I just happened to catch Laura Ingraham on the radio a few days ago as she was ridiculing President Obama for speaking about his faith in starkly religious terms at an Easter observance. He was never so forthcoming, she said, using the name of Christ and being very specific about the overtly Christian aspects of his faith. Ingraham suggested that it must be a ploy, a play to manipulate the faithful, and her proof? Well, didn't he talk about doubt once, when speaking on matters of faith? Didn't he mention that America included "non-believers" along with Christians, Muslims, Jews, etc. in his inauguration speech?
Apparently, her implication is that non-believers are not real Americans, that we don't mention those people. Apparently, talking about grappling with doubt in one's spiritual life is a sure sign of cynicism and dishonesty.

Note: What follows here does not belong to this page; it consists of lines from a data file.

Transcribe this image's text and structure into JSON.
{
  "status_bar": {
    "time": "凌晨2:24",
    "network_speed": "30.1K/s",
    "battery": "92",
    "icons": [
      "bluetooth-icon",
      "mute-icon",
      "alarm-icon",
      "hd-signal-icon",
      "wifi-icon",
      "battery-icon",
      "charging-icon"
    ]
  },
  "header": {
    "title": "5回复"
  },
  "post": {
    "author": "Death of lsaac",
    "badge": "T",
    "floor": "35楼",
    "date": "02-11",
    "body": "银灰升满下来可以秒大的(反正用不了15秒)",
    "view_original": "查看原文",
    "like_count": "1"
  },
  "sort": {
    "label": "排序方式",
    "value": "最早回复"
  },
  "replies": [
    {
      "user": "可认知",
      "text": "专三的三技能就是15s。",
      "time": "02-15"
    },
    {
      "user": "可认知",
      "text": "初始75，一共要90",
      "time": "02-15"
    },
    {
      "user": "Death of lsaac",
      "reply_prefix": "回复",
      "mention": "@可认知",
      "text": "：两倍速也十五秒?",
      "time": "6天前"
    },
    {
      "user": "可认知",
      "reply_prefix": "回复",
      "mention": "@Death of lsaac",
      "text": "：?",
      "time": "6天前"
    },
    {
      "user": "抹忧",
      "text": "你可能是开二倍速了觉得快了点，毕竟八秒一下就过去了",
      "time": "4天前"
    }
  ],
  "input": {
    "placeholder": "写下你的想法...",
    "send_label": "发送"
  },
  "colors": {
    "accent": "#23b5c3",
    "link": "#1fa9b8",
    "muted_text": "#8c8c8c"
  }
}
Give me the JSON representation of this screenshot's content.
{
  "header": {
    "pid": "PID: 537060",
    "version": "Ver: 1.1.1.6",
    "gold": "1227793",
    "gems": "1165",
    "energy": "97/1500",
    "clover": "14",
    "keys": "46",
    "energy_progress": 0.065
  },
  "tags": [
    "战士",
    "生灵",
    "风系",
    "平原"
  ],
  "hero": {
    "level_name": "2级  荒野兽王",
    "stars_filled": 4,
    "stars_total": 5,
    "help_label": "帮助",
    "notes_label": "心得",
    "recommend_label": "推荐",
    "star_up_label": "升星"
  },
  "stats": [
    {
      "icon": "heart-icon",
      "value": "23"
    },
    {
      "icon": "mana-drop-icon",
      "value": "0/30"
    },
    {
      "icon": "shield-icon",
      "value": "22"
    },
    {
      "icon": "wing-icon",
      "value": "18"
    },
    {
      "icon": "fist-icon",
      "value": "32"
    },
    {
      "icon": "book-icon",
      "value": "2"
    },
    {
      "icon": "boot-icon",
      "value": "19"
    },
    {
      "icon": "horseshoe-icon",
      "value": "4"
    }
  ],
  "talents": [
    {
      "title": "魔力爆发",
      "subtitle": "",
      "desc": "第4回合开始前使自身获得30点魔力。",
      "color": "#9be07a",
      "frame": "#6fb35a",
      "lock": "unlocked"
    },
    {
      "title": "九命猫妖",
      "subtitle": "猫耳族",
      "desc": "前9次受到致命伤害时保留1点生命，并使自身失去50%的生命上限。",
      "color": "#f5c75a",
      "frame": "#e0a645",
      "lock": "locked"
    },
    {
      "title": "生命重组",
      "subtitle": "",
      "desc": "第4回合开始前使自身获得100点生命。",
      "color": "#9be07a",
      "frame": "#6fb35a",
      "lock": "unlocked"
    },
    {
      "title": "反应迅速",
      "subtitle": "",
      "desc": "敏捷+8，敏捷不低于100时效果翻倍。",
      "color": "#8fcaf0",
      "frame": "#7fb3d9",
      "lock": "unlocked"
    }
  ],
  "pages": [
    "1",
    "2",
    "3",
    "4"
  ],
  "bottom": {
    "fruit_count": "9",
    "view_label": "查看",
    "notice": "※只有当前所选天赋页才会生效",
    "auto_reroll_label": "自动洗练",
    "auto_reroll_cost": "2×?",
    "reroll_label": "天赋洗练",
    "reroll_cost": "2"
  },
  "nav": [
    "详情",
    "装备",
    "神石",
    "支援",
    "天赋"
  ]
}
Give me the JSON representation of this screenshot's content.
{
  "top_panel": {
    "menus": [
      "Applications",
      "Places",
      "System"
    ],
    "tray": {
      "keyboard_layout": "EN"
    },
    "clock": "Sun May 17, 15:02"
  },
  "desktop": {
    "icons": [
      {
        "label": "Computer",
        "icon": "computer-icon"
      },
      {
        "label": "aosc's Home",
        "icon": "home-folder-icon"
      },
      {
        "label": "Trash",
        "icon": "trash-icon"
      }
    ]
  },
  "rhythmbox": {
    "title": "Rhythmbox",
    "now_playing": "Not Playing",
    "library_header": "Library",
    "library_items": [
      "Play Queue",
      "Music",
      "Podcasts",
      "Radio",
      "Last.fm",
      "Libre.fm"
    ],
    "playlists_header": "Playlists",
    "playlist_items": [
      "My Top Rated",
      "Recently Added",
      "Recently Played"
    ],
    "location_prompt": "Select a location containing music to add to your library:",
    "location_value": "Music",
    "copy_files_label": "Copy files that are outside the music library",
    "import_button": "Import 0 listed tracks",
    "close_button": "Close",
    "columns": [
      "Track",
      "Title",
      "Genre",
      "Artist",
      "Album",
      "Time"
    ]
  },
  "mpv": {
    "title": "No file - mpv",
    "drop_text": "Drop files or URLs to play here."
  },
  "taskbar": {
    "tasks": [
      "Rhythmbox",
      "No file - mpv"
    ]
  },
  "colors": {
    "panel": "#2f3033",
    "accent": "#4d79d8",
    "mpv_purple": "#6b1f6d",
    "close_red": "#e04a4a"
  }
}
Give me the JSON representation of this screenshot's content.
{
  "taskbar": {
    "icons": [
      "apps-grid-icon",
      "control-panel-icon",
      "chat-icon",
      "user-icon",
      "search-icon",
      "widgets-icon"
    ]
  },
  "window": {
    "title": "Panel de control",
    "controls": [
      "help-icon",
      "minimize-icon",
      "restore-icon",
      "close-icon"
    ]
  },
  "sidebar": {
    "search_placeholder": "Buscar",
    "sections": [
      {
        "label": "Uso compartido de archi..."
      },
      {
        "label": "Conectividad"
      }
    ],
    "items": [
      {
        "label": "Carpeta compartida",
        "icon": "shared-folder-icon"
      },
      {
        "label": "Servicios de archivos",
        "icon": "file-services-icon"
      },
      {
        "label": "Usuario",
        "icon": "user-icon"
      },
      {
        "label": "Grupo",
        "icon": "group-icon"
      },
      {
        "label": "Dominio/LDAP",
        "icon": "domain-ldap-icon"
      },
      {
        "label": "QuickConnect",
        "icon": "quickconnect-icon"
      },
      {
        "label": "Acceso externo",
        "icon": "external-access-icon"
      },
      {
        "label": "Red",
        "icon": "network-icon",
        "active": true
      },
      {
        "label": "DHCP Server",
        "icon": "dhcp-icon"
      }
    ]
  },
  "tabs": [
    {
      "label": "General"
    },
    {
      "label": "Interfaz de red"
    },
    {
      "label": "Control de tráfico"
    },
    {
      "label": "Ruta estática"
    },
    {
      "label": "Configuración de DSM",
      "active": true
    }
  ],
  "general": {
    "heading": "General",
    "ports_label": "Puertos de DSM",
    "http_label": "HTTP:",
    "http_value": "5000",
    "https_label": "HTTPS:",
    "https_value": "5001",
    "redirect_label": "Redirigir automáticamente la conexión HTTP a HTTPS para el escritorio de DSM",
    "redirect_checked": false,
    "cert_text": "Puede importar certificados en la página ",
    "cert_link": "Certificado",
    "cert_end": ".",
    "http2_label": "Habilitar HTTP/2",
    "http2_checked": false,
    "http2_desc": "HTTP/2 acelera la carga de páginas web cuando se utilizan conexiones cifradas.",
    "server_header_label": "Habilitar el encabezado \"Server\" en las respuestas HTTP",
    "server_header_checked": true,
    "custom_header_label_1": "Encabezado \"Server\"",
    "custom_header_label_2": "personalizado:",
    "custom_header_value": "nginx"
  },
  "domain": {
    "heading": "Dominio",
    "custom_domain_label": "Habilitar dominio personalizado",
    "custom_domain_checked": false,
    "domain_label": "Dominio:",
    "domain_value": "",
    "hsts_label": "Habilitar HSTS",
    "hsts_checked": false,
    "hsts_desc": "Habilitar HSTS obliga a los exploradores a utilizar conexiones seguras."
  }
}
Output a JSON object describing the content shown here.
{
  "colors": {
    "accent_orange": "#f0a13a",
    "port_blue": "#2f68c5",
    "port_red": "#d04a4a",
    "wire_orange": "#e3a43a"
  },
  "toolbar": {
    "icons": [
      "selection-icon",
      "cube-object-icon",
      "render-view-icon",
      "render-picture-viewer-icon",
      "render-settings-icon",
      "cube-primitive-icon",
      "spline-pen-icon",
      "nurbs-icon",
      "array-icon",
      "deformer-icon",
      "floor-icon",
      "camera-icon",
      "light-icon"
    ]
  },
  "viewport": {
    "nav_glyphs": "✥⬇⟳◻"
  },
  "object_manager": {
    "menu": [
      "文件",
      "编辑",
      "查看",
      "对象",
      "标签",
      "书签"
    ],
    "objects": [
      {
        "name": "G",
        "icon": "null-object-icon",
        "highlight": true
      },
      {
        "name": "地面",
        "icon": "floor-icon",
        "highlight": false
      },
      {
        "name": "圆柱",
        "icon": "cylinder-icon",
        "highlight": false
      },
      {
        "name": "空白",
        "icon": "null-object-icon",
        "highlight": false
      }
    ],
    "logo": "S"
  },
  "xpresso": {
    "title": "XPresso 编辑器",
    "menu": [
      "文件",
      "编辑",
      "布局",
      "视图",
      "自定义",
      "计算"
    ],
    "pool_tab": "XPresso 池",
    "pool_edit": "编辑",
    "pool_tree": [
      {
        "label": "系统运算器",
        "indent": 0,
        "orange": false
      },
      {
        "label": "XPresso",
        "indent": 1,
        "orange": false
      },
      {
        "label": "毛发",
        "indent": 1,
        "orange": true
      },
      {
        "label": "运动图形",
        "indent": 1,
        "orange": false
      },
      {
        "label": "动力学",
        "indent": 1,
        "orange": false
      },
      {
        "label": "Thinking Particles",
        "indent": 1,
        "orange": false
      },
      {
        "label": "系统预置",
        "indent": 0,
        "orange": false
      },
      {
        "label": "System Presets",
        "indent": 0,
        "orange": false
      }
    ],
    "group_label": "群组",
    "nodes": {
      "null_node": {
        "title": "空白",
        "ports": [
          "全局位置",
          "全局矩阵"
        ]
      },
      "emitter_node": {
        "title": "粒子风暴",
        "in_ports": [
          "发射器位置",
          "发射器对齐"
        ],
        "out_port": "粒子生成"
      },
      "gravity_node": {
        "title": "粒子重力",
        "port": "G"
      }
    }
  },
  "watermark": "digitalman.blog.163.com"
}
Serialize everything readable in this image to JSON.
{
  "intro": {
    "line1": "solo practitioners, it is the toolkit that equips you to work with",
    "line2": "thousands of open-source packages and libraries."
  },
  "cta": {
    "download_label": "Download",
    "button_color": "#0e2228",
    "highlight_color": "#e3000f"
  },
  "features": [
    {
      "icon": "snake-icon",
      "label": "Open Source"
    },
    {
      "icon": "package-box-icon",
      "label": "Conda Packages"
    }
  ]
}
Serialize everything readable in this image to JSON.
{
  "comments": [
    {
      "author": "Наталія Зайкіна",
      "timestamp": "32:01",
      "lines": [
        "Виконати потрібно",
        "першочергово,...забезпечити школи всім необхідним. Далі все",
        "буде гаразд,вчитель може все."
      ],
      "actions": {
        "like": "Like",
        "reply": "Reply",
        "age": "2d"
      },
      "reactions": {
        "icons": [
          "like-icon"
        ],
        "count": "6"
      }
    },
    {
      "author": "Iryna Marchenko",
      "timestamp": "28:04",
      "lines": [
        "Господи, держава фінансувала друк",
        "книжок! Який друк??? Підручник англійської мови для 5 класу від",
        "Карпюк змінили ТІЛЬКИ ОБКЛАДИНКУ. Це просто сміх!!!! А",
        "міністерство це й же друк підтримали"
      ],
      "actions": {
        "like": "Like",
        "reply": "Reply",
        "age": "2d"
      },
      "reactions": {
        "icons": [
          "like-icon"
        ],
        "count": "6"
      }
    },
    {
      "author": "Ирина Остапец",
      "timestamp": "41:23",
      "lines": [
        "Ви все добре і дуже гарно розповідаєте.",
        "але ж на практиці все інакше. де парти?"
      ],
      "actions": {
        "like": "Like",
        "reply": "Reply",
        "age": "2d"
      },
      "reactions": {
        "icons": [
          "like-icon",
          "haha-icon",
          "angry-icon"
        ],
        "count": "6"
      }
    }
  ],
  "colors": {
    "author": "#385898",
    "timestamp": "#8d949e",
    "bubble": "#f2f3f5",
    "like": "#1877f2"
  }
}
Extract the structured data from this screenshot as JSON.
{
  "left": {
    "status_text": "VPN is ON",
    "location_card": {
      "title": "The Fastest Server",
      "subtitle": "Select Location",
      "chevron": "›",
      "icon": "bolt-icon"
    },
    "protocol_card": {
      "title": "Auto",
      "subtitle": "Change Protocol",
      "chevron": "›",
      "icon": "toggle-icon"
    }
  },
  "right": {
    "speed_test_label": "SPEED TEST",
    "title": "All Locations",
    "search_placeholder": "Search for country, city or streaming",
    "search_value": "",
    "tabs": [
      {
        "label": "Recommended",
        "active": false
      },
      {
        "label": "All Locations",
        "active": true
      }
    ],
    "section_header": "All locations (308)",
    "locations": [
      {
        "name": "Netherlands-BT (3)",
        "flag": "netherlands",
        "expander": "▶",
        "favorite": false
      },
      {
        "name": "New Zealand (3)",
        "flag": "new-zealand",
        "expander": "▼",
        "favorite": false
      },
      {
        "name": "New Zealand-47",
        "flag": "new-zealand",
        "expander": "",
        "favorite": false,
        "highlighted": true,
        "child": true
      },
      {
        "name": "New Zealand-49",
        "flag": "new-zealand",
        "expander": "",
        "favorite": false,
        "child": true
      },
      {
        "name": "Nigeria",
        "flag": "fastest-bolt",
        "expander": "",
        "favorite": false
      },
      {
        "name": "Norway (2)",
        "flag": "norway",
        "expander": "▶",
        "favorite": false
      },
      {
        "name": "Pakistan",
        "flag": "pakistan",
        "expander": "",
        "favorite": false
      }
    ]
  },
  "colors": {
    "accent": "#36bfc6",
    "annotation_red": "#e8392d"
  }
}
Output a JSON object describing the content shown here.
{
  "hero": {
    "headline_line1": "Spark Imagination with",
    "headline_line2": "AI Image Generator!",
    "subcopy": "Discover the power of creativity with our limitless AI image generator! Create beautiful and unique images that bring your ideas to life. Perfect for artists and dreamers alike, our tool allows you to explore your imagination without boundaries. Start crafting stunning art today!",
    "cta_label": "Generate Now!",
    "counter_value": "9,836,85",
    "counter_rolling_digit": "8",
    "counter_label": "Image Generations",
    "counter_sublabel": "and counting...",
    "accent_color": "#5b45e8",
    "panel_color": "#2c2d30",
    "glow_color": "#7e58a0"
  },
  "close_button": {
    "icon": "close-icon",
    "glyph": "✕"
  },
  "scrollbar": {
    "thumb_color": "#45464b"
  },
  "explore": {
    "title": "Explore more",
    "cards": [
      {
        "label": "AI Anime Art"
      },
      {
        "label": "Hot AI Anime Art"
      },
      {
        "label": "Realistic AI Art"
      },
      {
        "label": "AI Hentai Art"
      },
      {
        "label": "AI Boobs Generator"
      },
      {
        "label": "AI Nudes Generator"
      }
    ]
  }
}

Apparently, believers must be completely certain, with no reservations, no room for hesitancy. But what would Ms. Ingraham say to Mother Teresa, whose journal writings illuminated a life filled with profound doubts about the existence and nature of God? Would she cast Teresa to the inquisitor's rack along with the President? Of course, that is the logical extension of Ingraham's take on faith - inhuman adherence to an austere standard with no tolerance for dissent or disagreement. In short, the Inquisition. But, then, anyone who listens to Ms. Ingraham will recognize that game already.